P. 215
The Commissioner: That is the right way to answer. Mr. Scanlan: There is a plan here, my Lord, which I should like to submit to him, to ask him if he thinks it is practicable. There is printed on this “s.s. ‘Olympic’ and ‘Titanic’ building, by Messrs. Harland and Wolff, Limited, Belfast, for the White Star Line. Each vessel fitted with a new Welin double-acting davit, handling in all two lifeboats.” Will you look at this, Mr. Sanderson. (Handing the plan to the Witness.)? The Commissioner: What is this? Mr. Scanlan: This is a plan, my Lord, referred to in papers produced by the inventor of those davits. The Attorney-General: Which davits? Mr. Scanlan: The Welin davits. The Commissioner: What is the question upon it? 19386. (Mr. Scanlan.) This is the question, my Lord. (To the Witness.) Was such a plan submitted to you showing the working of each pair of davits of two boats, one carried outboard and the other inboard, as shown there? - A newspaper with this in it was sent to us by a firm called Crawford and Company in Liverpool in 1910. 19387. Your firm, then, did not authorise the production of this? - Certainly not. 19388. Or the statement that this provision was being made for the boatage of those ships of yours? - Certainly not. 19389. Looking at this plan (a plan was submitted to you yesterday, which I have not seen, by my Lord), do you see any difficulty in working with those davits supplied to the “Olympic,” at least, two boats for each pair? - Off-hand, I should say it would be practicable to have two boats opposite each pair of davits. 19390. And, of course, if you had two with the davits which were carried, 16 pairs, you would have 32 wooden lifeboats? - You would. 19391. I think you stated yesterday that in addition to that there could be lifeboats on the boat deck in the free space between the forward and the after boats? - There are positions here where you could not put boats.

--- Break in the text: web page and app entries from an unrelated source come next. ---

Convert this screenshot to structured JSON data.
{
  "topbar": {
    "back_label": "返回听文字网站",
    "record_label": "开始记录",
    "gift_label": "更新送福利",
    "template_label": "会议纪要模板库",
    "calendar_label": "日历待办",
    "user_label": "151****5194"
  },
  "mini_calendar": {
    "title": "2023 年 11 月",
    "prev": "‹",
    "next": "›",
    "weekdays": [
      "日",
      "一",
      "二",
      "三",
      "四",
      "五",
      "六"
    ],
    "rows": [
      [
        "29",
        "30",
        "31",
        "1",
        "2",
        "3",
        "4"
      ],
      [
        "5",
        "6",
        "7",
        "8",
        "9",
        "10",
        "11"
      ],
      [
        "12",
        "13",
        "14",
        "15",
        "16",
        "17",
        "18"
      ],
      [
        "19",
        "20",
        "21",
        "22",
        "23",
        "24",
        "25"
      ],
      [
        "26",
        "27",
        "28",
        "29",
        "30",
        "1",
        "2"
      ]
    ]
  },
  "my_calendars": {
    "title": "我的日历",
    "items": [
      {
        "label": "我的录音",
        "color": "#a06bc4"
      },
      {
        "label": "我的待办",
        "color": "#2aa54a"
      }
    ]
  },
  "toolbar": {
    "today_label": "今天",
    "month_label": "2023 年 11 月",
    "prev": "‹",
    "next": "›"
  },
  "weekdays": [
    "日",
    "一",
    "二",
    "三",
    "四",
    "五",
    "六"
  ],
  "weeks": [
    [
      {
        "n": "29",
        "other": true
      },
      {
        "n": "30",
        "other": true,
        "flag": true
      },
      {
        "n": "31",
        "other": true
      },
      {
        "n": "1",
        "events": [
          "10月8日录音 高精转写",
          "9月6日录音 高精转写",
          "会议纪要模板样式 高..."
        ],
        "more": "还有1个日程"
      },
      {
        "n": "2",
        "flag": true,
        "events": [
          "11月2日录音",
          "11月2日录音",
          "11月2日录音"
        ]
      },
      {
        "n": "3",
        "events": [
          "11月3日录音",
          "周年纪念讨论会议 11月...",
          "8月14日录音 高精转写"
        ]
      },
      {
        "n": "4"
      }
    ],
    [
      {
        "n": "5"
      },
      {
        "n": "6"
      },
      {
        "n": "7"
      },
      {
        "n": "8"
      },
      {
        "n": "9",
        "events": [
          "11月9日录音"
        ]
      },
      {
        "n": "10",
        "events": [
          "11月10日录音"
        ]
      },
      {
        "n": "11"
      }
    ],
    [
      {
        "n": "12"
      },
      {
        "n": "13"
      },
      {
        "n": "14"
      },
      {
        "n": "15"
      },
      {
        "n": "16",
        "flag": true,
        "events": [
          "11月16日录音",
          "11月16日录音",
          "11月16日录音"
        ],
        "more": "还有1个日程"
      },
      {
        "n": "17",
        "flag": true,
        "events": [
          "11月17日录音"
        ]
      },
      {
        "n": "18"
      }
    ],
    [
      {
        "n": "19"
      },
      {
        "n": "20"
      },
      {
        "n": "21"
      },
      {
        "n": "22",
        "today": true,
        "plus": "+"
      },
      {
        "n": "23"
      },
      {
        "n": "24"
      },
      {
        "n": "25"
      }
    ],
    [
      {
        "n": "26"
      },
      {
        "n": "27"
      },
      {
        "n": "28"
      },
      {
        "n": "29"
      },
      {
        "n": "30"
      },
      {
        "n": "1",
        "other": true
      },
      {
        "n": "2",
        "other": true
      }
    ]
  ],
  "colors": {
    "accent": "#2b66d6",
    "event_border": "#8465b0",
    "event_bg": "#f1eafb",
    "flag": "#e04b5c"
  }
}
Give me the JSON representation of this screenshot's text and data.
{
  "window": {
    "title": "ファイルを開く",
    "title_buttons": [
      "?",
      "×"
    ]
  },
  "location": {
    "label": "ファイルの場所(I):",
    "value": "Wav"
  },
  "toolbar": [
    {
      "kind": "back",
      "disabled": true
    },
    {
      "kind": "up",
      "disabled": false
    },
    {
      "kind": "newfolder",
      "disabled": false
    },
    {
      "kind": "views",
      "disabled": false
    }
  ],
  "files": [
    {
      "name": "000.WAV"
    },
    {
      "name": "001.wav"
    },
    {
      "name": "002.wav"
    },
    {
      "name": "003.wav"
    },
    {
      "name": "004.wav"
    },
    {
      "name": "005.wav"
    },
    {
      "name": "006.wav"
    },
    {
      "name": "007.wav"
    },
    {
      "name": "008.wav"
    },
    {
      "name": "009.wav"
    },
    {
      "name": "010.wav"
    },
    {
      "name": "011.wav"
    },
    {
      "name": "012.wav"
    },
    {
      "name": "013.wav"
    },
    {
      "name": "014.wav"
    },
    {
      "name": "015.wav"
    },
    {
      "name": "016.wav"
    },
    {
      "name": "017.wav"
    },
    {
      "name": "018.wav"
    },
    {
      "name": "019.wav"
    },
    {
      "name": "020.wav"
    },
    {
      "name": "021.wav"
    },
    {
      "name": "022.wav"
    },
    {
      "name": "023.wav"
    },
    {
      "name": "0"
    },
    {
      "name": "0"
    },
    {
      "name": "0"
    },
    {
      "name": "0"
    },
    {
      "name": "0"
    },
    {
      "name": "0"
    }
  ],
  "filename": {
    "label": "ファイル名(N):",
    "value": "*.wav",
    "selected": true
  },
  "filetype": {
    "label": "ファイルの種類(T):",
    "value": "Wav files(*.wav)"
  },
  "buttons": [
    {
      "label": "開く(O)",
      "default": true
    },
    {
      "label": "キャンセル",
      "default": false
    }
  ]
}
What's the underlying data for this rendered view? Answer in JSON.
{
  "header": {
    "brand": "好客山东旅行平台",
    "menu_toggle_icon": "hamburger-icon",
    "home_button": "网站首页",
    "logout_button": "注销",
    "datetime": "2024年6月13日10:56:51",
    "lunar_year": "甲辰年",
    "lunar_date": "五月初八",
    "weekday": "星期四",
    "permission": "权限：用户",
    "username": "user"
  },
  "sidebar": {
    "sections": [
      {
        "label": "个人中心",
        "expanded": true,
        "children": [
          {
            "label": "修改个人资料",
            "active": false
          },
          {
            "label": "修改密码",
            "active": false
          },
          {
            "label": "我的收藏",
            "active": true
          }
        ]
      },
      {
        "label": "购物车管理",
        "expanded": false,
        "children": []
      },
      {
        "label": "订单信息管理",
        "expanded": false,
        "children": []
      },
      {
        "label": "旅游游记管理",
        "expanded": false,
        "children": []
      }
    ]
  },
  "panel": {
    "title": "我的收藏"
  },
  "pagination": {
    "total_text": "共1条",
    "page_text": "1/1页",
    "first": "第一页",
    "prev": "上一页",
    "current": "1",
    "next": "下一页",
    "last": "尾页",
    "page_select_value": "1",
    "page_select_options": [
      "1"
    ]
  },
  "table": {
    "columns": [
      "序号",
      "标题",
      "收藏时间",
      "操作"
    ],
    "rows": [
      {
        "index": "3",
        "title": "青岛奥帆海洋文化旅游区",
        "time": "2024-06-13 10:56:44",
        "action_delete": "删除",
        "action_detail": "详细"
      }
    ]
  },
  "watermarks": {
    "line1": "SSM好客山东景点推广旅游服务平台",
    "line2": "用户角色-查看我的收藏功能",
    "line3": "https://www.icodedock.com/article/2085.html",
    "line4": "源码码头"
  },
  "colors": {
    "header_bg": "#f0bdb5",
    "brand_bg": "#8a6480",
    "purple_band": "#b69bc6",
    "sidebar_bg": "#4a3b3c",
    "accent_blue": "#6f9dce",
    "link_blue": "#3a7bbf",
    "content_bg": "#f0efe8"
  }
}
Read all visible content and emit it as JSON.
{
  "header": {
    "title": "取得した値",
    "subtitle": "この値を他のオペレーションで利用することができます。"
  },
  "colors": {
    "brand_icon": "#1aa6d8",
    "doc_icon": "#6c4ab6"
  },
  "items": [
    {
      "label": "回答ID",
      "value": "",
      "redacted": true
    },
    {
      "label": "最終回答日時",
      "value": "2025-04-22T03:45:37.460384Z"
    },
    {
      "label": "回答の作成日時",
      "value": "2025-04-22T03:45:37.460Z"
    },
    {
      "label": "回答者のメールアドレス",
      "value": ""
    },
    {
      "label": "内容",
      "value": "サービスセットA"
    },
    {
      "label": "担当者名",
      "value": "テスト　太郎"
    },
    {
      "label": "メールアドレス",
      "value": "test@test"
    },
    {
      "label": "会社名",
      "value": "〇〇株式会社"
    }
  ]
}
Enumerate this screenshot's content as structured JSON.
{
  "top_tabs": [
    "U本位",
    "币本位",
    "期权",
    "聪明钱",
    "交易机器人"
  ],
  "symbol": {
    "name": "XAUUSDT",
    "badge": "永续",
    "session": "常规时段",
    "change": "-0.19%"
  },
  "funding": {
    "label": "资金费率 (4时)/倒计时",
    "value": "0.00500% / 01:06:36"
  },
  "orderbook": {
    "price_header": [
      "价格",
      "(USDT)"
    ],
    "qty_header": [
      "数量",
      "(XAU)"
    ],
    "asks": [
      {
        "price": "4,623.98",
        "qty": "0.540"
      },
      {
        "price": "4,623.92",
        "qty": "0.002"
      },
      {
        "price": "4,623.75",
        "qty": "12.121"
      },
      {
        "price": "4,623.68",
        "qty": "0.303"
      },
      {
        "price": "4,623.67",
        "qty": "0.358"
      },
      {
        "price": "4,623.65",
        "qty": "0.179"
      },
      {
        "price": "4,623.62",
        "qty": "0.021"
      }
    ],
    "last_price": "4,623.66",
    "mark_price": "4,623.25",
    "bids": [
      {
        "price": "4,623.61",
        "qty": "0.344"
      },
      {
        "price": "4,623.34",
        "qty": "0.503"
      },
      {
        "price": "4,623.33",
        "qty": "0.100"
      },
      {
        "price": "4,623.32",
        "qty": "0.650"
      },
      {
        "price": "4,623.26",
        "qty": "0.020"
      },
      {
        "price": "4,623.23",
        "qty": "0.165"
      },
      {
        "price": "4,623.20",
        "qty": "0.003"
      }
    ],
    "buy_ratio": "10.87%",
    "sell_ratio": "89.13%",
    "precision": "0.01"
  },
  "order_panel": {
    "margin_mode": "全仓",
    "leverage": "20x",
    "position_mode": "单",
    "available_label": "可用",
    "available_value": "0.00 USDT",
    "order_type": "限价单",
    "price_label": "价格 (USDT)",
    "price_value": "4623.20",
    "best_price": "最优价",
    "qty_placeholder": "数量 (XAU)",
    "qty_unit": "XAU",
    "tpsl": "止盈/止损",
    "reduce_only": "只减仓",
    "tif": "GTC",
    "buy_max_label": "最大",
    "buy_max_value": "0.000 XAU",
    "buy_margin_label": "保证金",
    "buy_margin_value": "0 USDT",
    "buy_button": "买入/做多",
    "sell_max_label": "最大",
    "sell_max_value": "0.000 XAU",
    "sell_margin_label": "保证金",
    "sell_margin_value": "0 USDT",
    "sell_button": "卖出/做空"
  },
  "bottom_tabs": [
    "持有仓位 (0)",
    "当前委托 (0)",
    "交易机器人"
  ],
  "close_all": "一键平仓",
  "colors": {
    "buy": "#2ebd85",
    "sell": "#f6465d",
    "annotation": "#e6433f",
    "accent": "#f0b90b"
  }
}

You have handed to me a plan and do not give me time to study it, and I should say offhand that more could be put, but there are positions there where only ignorant persons would put boats. 19392. Now, may I ask you if you have seen the statement made in the lecture delivered by the inventor of this davit, Mr. Welin, at the spring meeting of the session of the Institution of Naval Architects on March 29th this year, the President being the Hon. Sir Charles Parsons, in which he stated - 19393. (The Commissioner.) First, let us have the question. (To the Witness.) Have you read the account of that meeting? - I have not read it, and I do not think I have ever seen a. report of it. Mr. Scanlan: Then the next question is this, my Lord, if I may refer him to the statement made there. The Commissioner: Yes, certainly. Mr. Scanlan: “On the boat deck of the White Star Liner ‘Olympic’ and also of the ‘Titanic’ this double-acting type of davit has been fitted throughout in view of coming changes in official regulations. It was considered wise by the owners that these changes should be thus anticipated, and so make it possible to double, or even treble, the number of boats without any structural alterations, should such increase ultimately prove to be necessary.” The Commissioner: Now, what is the question? 19394. (Mr. Scanlan.) This is the question, my Lord. (To the Witness.) Do you agree with this statement in so far as it says that you, as representing the owners, considered it wise that the changes which you expected should be anticipated, and that it was for that purpose that those
   210   211   212   213   214   215   216   217   218   219   220